I take colorful Oz to be a metaphor for places of learning. Kansas, therefore, is symbolic of being stuck, and living in a black and white world. Christopher Vogler tells us in The Writer’s Journey that Dorothy learns from everyone she meets. Even Toto, symbolic Vogler says of instincts, helps educate Dorothy.
Many forces in real life try to convince us that Kansas is all there is. Dorothy was carried to Oz by a tornado. Vogler tells us the tornado is symbolic of inner turmoil. We see plenty of inner turmoil in the world. I have plenty of it myself.

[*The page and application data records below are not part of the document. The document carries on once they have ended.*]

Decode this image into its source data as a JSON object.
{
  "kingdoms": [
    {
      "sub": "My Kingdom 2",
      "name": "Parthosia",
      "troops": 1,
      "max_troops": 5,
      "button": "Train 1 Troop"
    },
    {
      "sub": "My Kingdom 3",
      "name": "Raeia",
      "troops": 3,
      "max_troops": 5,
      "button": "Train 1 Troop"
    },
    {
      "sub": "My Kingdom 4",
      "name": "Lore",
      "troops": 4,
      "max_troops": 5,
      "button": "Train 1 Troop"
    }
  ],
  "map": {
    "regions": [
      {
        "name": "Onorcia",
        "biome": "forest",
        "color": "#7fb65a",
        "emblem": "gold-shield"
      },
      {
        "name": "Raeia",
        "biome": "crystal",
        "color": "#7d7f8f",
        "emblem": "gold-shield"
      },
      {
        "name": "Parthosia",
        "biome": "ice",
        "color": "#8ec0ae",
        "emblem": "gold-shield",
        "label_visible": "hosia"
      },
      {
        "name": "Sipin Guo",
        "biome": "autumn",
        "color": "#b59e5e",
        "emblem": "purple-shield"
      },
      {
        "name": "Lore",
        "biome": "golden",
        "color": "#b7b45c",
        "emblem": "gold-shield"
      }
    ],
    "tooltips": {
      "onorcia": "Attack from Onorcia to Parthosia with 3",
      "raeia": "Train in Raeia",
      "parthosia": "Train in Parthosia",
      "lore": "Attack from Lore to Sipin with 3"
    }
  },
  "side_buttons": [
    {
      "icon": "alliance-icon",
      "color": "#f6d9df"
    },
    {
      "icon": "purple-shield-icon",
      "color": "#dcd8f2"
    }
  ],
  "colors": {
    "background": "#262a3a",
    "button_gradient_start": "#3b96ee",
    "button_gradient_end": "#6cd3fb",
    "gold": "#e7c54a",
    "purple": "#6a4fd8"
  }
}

The subtitle of the book is Mythic Structure for Writers. The book prompts me to explore my personal mythology with the intention of separating Oz from Kansas. I am particularly impressed with his analysis of the three friends rescuing her from the witch’s castle. He writes:
The responsibility of moving the adventure forward has fallen to Dorothy’s three Allies; this place is so terrible that there’s no help here from kindly wizards and witches. They have gotten by as clowns; now they must become heroes.
He adds that there are some scary places we must go to on our own. I can see elements of the clown in myself. It presents itself as a willingness to make excuses. I am facing some challenges at the present time that can be compared to the witch’s castle. The cowardly lion pleads with the Tin Man and the Scarecrow to talk him out of supporting their plan. Of course they don’t.
The point I would like to make is that we do well to be sensitive to people who are in their own version of Oz. We should share what we know, and do it gently like Glinda, the good witch. We should also be sensitive to the inner turmoil that affects people who think Kansas is all there is for them.
The teachers tell us, metaphorically speaking, that we all have ruby slippers. They can carry us to a place where our authentic self shines once we realize their powers.
We need not depend on turmoil to take us to Oz. Vogler says there are types of heroes including willing and unwilling. There are also anti heroes, people who have been wounded, like Humphrey Bogart’s character in Casablanca. We do well to appreciate the full range of heroes and to know where we reside on the spectrum. When we face the witch’s castle the challenge is to march right in.